__Your goal__: Tell how many lines in the data below include the word "with". The answer is the number only.

__Entries shown__:
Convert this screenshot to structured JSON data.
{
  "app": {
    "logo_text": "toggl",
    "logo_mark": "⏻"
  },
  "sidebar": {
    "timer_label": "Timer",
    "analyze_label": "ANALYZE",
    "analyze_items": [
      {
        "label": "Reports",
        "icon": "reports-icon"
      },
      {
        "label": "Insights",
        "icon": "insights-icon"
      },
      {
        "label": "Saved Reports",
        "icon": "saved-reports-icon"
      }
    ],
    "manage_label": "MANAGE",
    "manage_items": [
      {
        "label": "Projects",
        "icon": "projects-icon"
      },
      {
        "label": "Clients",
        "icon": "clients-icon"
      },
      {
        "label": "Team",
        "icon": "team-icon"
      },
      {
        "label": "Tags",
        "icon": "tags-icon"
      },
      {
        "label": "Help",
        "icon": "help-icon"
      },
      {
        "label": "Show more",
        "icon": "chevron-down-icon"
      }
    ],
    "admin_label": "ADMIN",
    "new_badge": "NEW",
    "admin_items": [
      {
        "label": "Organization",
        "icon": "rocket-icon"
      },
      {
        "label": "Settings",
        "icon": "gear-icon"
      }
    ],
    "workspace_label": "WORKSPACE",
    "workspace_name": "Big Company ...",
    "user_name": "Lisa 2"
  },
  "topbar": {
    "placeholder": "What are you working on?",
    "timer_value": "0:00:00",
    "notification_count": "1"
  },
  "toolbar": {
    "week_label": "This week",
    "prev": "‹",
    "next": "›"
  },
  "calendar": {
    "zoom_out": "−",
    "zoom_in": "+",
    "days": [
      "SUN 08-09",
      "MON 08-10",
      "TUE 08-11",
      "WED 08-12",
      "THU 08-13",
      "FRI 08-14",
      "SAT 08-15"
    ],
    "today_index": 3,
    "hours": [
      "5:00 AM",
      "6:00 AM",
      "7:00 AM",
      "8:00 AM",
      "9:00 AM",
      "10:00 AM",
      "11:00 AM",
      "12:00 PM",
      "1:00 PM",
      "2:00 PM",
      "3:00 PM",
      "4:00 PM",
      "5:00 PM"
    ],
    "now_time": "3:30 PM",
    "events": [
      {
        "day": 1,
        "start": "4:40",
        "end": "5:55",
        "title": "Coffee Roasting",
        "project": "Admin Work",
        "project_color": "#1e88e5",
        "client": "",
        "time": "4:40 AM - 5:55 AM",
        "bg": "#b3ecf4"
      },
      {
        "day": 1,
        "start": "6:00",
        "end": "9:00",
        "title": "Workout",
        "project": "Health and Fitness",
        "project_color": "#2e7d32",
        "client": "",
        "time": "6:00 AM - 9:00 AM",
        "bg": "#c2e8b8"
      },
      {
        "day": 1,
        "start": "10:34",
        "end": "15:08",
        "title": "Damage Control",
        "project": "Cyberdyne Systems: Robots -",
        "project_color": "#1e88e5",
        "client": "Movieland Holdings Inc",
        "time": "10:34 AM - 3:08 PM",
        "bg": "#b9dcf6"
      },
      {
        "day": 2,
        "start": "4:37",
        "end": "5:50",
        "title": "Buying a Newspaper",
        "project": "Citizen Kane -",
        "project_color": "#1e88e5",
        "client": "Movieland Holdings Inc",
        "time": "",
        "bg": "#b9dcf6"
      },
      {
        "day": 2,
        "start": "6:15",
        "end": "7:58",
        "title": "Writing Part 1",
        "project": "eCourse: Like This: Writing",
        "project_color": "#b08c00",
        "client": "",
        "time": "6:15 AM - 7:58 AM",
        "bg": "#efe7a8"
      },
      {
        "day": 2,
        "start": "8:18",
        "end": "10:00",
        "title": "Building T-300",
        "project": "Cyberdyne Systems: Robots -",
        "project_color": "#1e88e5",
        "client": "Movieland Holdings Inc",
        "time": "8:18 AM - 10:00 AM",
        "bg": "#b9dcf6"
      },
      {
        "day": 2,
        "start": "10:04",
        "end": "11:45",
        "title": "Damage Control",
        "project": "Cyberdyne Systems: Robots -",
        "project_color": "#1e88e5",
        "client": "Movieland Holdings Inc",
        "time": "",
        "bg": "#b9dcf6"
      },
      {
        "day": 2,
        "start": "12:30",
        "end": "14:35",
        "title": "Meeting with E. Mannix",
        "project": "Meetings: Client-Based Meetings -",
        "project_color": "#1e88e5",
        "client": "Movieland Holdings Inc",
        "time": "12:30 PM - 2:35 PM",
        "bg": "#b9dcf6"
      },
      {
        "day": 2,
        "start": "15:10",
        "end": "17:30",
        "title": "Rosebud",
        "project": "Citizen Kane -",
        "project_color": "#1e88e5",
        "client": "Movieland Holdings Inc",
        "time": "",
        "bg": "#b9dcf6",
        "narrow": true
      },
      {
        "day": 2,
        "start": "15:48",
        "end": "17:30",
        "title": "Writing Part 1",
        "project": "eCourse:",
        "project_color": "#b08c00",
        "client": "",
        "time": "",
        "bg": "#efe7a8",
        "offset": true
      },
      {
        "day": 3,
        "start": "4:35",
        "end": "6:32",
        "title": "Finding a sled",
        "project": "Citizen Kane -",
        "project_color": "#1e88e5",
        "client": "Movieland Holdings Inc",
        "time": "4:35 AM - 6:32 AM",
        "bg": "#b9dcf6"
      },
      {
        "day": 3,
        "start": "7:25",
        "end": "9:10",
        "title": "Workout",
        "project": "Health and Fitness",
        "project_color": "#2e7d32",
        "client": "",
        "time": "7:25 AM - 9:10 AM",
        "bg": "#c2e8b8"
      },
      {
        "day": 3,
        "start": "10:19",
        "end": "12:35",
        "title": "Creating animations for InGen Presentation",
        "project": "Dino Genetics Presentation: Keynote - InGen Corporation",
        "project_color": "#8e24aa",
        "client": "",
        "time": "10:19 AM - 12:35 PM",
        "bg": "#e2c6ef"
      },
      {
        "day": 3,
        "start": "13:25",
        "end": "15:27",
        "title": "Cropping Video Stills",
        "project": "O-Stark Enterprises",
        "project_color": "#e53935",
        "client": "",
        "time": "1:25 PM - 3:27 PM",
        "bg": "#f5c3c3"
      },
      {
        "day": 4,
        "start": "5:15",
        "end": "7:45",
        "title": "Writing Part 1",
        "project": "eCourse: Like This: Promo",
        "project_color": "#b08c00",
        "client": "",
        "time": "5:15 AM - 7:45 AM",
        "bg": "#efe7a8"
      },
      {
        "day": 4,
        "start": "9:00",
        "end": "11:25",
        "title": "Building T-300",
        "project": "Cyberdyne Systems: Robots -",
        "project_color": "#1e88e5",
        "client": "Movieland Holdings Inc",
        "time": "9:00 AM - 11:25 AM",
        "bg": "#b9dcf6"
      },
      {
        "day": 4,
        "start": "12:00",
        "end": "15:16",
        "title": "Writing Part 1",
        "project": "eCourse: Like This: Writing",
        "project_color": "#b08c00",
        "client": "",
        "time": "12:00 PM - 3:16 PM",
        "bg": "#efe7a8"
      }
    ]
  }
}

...

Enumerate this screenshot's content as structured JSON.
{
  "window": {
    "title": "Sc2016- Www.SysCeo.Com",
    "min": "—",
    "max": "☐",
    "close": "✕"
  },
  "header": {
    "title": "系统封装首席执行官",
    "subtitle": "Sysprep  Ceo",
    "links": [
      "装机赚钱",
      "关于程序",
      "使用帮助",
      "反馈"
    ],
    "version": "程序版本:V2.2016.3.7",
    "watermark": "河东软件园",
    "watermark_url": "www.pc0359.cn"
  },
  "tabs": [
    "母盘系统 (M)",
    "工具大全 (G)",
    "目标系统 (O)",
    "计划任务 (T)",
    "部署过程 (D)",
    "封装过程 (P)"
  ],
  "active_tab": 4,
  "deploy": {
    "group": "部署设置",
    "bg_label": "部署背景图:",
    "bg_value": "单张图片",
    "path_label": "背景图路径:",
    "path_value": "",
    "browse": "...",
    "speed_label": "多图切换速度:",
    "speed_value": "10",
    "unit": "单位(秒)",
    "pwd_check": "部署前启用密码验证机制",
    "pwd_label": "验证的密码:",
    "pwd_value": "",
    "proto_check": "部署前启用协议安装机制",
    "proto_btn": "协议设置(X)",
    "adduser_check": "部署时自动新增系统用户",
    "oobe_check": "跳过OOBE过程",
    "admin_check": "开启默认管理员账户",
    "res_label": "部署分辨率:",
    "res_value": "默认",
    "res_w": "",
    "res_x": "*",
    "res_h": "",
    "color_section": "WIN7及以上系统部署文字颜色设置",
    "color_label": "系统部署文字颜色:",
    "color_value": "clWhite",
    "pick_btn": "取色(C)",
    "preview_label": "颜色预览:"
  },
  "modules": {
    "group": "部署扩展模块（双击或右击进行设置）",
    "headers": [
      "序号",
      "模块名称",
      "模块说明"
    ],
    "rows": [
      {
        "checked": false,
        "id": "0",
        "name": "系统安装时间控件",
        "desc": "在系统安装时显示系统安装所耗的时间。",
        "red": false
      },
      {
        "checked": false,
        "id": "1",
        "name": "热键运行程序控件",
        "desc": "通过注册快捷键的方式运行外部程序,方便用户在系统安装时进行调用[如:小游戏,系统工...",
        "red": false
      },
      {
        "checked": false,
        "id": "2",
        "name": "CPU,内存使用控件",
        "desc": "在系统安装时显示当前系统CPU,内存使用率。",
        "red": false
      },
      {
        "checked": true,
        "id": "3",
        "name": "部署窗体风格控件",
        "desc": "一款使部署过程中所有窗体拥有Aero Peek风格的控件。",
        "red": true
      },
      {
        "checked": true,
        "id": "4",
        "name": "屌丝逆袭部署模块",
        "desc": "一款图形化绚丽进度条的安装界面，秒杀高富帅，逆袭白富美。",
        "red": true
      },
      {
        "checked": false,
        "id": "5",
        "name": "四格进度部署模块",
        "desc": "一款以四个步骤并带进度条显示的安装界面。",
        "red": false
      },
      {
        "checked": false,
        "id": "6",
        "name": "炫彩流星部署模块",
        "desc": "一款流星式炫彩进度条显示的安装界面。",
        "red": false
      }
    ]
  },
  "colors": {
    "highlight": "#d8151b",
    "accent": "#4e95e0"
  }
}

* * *

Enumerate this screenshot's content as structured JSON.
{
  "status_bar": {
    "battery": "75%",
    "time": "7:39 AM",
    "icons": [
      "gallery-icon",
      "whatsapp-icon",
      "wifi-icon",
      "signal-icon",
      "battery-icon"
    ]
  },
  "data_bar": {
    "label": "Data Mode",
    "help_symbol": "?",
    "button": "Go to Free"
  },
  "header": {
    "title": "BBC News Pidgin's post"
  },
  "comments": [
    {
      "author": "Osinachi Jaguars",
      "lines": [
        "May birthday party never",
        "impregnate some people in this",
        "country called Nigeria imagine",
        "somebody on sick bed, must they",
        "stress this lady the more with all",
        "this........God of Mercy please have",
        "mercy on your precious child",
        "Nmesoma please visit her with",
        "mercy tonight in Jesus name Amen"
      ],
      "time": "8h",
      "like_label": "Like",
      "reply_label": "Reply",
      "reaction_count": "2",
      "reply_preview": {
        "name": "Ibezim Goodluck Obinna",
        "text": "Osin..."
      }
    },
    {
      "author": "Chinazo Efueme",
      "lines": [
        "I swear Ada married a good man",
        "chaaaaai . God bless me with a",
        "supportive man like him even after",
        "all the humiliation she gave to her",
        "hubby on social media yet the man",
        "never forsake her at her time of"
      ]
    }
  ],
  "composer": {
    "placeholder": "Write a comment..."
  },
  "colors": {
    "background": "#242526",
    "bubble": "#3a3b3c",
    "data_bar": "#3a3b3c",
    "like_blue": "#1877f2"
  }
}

__Result of the exercise__: 4